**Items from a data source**
++++++++

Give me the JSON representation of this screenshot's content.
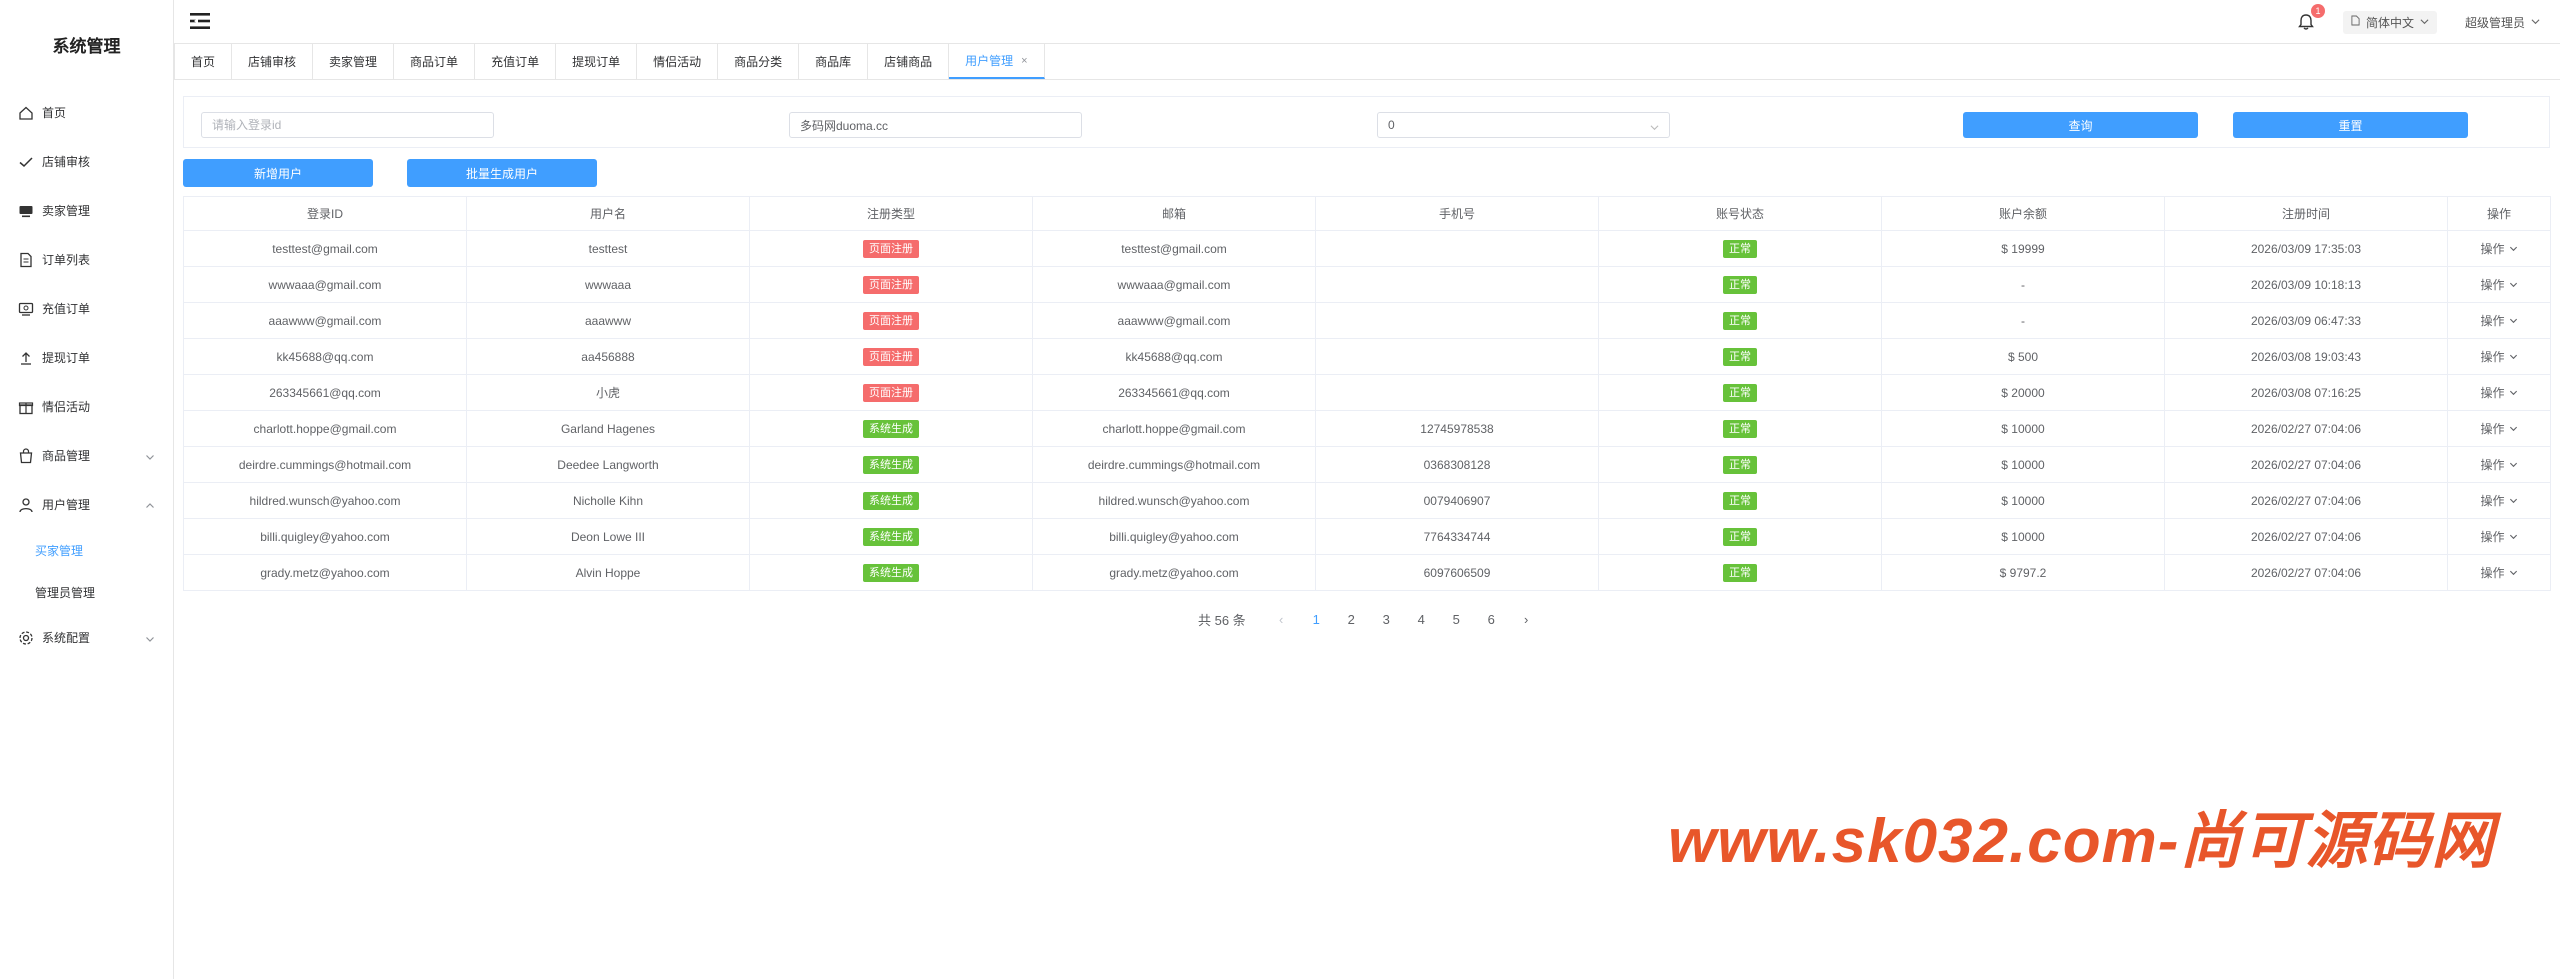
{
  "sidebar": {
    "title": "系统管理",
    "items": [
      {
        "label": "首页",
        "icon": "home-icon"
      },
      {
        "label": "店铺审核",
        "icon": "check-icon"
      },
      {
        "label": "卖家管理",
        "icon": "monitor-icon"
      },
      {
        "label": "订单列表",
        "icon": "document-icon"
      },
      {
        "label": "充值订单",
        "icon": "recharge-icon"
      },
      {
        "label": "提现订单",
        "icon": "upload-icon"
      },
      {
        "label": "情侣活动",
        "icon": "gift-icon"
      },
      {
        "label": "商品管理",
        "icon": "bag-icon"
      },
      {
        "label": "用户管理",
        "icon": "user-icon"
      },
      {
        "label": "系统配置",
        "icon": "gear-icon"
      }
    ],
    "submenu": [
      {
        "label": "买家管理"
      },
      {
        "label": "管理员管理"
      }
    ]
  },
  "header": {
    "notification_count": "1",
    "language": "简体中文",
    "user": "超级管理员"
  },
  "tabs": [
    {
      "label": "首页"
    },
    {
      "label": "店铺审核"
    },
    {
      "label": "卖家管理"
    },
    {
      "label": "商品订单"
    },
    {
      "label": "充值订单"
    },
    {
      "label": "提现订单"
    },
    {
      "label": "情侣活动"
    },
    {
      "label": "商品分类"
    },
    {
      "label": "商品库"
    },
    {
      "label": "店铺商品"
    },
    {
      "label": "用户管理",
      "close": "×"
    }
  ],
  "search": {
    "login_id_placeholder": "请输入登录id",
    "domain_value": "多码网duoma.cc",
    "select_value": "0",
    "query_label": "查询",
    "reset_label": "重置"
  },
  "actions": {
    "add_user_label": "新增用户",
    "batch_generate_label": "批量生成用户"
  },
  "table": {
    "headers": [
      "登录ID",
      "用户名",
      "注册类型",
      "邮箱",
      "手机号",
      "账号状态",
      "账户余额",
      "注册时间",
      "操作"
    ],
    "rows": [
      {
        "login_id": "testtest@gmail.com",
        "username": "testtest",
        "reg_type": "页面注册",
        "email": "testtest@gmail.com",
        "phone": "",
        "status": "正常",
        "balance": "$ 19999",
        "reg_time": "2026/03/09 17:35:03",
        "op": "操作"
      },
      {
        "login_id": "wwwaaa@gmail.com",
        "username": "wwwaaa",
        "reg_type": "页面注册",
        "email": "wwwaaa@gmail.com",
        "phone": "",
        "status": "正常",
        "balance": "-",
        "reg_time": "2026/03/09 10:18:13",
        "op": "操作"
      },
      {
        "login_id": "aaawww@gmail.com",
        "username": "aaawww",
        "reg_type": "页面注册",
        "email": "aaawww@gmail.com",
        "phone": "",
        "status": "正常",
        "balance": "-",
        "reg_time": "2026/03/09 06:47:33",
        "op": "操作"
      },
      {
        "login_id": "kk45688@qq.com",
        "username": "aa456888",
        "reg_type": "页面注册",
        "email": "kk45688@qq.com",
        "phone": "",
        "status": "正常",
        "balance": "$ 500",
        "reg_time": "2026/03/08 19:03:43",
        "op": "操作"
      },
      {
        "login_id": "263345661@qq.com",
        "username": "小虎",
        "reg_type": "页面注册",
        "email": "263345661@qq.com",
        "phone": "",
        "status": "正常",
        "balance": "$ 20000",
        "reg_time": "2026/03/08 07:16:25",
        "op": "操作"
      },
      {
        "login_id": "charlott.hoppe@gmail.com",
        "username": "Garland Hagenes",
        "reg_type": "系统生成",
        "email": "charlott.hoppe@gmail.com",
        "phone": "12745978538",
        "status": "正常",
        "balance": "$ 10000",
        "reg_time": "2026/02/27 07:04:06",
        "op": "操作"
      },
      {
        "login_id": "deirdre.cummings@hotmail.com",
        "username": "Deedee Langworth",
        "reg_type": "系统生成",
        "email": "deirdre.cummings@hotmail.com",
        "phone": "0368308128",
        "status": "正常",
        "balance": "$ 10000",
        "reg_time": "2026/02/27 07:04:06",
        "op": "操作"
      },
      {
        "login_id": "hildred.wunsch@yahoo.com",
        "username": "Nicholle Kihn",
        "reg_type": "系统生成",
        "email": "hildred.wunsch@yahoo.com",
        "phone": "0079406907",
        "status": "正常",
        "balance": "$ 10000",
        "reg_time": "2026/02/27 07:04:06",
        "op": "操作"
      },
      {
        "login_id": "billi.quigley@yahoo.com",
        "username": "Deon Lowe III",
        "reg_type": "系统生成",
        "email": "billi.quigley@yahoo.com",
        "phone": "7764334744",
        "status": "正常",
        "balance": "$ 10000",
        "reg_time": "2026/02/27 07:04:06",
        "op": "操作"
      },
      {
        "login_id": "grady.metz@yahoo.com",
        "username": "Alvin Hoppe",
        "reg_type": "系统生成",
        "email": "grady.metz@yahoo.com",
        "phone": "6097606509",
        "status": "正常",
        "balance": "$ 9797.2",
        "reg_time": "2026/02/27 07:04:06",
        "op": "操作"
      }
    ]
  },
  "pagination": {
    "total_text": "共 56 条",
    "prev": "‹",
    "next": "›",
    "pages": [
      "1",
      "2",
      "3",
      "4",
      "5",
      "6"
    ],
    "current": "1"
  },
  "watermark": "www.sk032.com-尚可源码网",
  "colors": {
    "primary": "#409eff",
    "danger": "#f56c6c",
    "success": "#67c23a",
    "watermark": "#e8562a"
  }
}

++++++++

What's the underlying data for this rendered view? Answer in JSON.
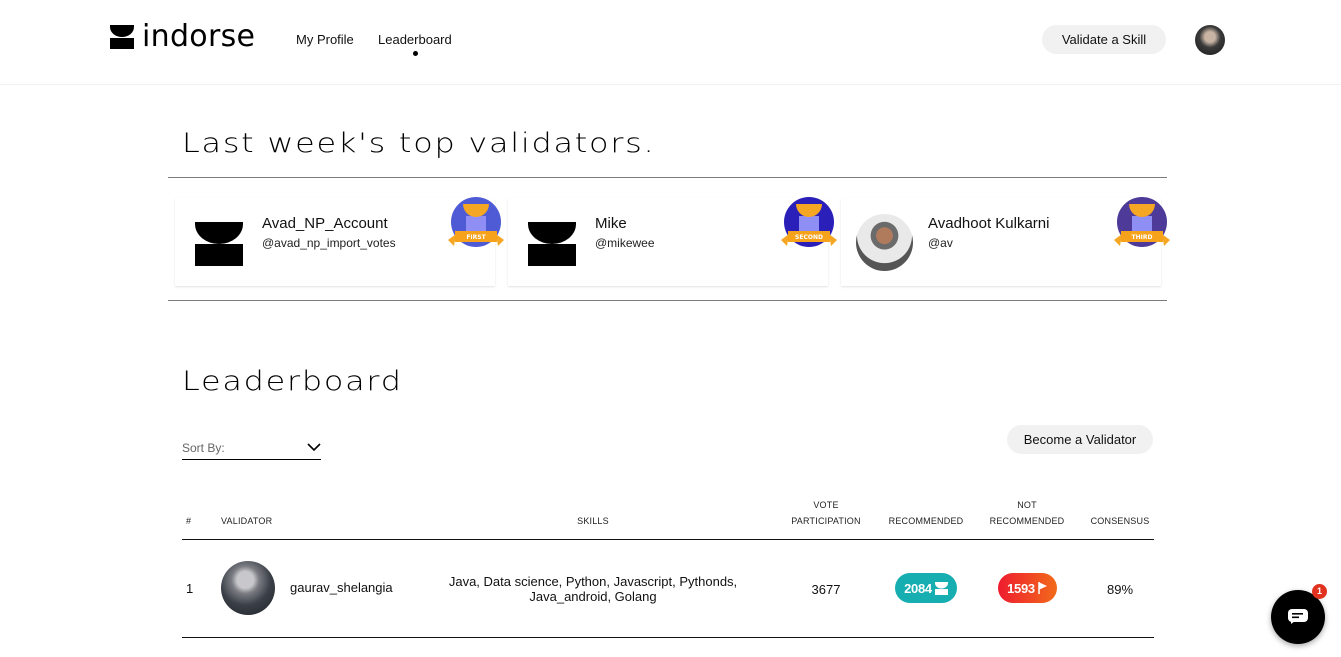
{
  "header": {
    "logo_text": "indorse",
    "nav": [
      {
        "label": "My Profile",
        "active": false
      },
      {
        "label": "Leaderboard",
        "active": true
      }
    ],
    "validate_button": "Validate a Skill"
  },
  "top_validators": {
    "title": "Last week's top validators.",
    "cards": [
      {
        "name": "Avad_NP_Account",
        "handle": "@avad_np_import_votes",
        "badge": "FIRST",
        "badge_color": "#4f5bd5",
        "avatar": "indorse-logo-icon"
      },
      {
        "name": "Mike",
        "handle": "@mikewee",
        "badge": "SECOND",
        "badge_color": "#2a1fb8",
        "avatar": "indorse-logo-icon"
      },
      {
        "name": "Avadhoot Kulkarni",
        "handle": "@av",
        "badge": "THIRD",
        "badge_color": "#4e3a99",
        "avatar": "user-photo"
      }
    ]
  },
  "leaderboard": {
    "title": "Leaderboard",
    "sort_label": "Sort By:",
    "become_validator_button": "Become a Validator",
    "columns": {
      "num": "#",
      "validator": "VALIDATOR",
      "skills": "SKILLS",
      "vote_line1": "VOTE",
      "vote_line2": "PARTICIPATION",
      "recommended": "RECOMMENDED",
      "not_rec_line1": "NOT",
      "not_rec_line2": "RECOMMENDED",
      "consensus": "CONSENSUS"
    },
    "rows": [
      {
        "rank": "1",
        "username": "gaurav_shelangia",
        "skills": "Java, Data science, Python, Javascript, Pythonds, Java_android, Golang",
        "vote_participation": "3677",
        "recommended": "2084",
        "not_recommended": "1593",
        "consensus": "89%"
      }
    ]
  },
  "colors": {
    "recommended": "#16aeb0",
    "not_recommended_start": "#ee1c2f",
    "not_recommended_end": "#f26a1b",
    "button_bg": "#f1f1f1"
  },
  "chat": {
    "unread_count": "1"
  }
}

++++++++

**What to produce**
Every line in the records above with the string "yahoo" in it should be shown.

**Problem solution**
        "login_id": "hildred.wunsch@yahoo.com",
        "email": "hildred.wunsch@yahoo.com",
        "login_id": "billi.quigley@yahoo.com",
        "email": "billi.quigley@yahoo.com",
        "login_id": "grady.metz@yahoo.com",
        "email": "grady.metz@yahoo.com",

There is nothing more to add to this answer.